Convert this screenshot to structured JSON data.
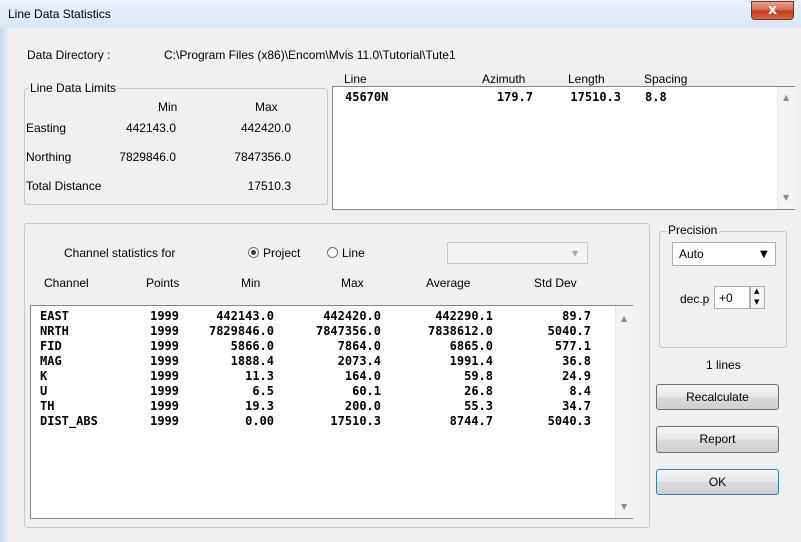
{
  "window": {
    "title": "Line Data Statistics",
    "close_glyph": "x"
  },
  "data_directory": {
    "label": "Data Directory :",
    "path": "C:\\Program Files (x86)\\Encom\\Mvis 11.0\\Tutorial\\Tute1"
  },
  "line_limits": {
    "legend": "Line Data Limits",
    "col_min": "Min",
    "col_max": "Max",
    "rows": [
      {
        "label": "Easting",
        "min": "442143.0",
        "max": "442420.0"
      },
      {
        "label": "Northing",
        "min": "7829846.0",
        "max": "7847356.0"
      }
    ],
    "total_label": "Total Distance",
    "total_value": "17510.3"
  },
  "lines_table": {
    "headers": {
      "line": "Line",
      "azimuth": "Azimuth",
      "length": "Length",
      "spacing": "Spacing"
    },
    "rows": [
      {
        "line": "45670N",
        "azimuth": "179.7",
        "length": "17510.3",
        "spacing": "8.8"
      }
    ]
  },
  "channel_stats": {
    "for_label": "Channel statistics for",
    "radio_project": "Project",
    "radio_line": "Line",
    "selected": "Project",
    "line_combo_value": "",
    "headers": {
      "channel": "Channel",
      "points": "Points",
      "min": "Min",
      "max": "Max",
      "average": "Average",
      "stddev": "Std Dev"
    },
    "rows": [
      {
        "channel": "EAST",
        "points": "1999",
        "min": "442143.0",
        "max": "442420.0",
        "average": "442290.1",
        "stddev": "89.7"
      },
      {
        "channel": "NRTH",
        "points": "1999",
        "min": "7829846.0",
        "max": "7847356.0",
        "average": "7838612.0",
        "stddev": "5040.7"
      },
      {
        "channel": "FID",
        "points": "1999",
        "min": "5866.0",
        "max": "7864.0",
        "average": "6865.0",
        "stddev": "577.1"
      },
      {
        "channel": "MAG",
        "points": "1999",
        "min": "1888.4",
        "max": "2073.4",
        "average": "1991.4",
        "stddev": "36.8"
      },
      {
        "channel": "K",
        "points": "1999",
        "min": "11.3",
        "max": "164.0",
        "average": "59.8",
        "stddev": "24.9"
      },
      {
        "channel": "U",
        "points": "1999",
        "min": "6.5",
        "max": "60.1",
        "average": "26.8",
        "stddev": "8.4"
      },
      {
        "channel": "TH",
        "points": "1999",
        "min": "19.3",
        "max": "200.0",
        "average": "55.3",
        "stddev": "34.7"
      },
      {
        "channel": "DIST_ABS",
        "points": "1999",
        "min": "0.00",
        "max": "17510.3",
        "average": "8744.7",
        "stddev": "5040.3"
      }
    ]
  },
  "precision": {
    "legend": "Precision",
    "mode_value": "Auto",
    "decp_label": "dec.p",
    "decp_value": "+0"
  },
  "line_count": "1 lines",
  "buttons": {
    "recalculate": "Recalculate",
    "report": "Report",
    "ok": "OK"
  },
  "icons": {
    "scroll_up": "▲",
    "scroll_down": "▼",
    "combo_arrow": "▼",
    "spin_up": "▲",
    "spin_down": "▼"
  },
  "colors": {
    "title_bar": "#dbe7f4",
    "close_button": "#c8432a",
    "dialog_bg": "#f0f0f0"
  }
}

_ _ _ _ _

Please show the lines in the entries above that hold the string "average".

Result of this task
      "average": "Average",
        "average": "442290.1",
        "average": "7838612.0",
        "average": "6865.0",
        "average": "1991.4",
        "average": "59.8",
        "average": "26.8",
        "average": "55.3",
        "average": "8744.7",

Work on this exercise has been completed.